● **What you have to do**
Show every line in the entries below where the word "screenshot" appears.

[Supplied material Boundary: Start]

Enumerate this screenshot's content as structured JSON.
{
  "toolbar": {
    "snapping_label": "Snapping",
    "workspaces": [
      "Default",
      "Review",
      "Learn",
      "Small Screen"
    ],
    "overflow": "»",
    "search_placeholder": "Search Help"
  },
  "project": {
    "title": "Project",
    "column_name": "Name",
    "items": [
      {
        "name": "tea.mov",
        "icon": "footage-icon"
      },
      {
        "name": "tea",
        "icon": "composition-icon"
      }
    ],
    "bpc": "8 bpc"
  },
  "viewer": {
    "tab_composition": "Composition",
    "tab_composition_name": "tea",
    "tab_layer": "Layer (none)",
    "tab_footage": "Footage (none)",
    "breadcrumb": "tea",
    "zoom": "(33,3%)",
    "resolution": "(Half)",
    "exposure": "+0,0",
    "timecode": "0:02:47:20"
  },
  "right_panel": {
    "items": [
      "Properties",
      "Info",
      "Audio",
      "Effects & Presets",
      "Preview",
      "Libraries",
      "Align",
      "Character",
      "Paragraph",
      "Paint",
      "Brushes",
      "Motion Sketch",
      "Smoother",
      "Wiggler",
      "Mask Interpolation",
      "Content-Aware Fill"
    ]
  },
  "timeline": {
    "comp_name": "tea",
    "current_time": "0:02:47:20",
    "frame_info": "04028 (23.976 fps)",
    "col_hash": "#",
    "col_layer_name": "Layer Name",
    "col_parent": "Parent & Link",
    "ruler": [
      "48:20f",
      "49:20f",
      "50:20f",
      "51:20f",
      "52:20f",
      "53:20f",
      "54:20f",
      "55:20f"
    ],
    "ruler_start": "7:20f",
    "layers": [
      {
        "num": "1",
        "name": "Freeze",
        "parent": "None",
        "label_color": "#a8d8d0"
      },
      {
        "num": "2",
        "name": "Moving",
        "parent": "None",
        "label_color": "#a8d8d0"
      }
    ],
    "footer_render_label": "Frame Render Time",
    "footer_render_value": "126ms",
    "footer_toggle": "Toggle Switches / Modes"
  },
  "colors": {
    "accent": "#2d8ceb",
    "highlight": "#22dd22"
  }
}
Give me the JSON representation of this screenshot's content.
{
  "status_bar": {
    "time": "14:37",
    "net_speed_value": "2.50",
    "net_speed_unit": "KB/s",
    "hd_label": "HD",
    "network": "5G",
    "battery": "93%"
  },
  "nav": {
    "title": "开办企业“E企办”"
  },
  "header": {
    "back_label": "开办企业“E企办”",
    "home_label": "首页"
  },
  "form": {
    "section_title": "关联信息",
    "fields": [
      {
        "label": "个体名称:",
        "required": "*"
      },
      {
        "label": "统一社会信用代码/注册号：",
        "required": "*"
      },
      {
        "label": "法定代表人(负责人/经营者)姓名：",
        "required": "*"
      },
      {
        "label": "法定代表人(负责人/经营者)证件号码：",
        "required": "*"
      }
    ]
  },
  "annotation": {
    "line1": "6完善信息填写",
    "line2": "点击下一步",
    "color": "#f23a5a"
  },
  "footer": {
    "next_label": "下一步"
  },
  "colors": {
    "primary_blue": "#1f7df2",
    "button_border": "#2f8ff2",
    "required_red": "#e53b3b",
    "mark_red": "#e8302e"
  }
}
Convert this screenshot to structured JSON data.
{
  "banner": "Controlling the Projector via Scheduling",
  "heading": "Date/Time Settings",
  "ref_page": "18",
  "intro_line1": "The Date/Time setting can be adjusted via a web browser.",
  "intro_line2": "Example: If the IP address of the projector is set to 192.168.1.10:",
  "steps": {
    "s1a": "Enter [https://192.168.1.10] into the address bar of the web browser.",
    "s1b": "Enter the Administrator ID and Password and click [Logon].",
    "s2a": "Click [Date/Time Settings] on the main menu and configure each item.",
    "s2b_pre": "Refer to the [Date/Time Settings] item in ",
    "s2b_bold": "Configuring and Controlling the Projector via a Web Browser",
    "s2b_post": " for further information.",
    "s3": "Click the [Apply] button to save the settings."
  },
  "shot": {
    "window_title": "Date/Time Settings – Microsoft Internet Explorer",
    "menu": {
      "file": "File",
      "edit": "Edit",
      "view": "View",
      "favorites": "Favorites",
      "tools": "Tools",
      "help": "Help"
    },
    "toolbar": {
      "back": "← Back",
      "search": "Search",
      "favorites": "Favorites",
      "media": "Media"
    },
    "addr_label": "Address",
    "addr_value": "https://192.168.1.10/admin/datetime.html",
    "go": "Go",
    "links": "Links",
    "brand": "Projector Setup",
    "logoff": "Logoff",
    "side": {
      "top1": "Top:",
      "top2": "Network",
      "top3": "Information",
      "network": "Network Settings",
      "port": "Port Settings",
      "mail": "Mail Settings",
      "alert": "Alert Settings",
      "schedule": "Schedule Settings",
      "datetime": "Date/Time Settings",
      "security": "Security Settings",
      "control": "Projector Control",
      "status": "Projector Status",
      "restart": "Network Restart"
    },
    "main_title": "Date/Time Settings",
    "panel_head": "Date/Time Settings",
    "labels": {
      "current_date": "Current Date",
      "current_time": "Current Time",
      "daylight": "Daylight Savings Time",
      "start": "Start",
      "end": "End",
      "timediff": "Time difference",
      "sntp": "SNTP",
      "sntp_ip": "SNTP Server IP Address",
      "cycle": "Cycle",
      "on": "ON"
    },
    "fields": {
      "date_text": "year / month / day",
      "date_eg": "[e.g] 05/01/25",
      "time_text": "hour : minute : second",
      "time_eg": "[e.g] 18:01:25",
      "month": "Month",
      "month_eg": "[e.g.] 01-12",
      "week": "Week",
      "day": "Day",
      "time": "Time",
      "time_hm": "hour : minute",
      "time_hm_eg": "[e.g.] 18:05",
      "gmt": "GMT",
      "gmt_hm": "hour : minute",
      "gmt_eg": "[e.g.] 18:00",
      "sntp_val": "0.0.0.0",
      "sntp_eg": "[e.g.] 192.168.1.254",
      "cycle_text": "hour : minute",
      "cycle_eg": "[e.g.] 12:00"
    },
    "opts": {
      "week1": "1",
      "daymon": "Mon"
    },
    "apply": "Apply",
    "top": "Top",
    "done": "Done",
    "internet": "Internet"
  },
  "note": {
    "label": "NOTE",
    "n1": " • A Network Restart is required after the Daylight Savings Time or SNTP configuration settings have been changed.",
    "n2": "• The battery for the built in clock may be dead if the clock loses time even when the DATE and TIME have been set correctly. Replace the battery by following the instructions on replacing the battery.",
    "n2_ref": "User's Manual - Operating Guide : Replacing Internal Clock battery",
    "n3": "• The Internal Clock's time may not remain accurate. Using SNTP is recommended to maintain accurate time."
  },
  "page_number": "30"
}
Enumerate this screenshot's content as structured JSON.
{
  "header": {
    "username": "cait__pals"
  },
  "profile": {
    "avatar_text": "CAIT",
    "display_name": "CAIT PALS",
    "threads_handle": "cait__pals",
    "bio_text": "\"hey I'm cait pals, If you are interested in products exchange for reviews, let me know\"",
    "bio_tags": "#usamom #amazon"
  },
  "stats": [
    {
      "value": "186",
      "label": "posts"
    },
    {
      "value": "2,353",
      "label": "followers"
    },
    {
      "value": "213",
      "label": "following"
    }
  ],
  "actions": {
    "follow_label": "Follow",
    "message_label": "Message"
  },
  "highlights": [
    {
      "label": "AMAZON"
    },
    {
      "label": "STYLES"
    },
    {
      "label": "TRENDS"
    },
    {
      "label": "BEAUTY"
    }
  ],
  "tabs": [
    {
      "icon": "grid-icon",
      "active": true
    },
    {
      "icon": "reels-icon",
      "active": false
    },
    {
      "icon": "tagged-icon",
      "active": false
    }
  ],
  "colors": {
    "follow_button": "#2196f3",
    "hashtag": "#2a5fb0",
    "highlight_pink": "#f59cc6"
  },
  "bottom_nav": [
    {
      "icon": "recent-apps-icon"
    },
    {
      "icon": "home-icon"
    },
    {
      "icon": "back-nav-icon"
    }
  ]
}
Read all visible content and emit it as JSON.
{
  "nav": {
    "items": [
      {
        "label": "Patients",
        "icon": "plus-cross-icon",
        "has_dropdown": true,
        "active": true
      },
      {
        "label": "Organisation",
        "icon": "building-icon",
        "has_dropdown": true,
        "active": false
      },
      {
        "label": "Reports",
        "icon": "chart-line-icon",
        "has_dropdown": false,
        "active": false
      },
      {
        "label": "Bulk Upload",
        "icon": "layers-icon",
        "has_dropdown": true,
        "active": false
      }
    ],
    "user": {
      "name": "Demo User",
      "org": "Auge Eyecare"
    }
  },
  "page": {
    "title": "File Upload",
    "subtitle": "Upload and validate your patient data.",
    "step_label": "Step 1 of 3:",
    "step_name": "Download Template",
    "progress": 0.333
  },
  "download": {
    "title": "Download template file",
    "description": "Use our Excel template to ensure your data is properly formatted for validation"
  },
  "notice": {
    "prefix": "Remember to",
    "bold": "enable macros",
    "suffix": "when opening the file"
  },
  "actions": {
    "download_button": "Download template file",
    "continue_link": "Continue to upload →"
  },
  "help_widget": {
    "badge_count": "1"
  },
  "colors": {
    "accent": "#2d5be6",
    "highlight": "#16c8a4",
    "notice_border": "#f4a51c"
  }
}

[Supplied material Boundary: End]

● **Final answer**
Enumerate this screenshot's content as structured JSON.
Give me the JSON representation of this screenshot's content.
Convert this screenshot to structured JSON data.
Enumerate this screenshot's content as structured JSON.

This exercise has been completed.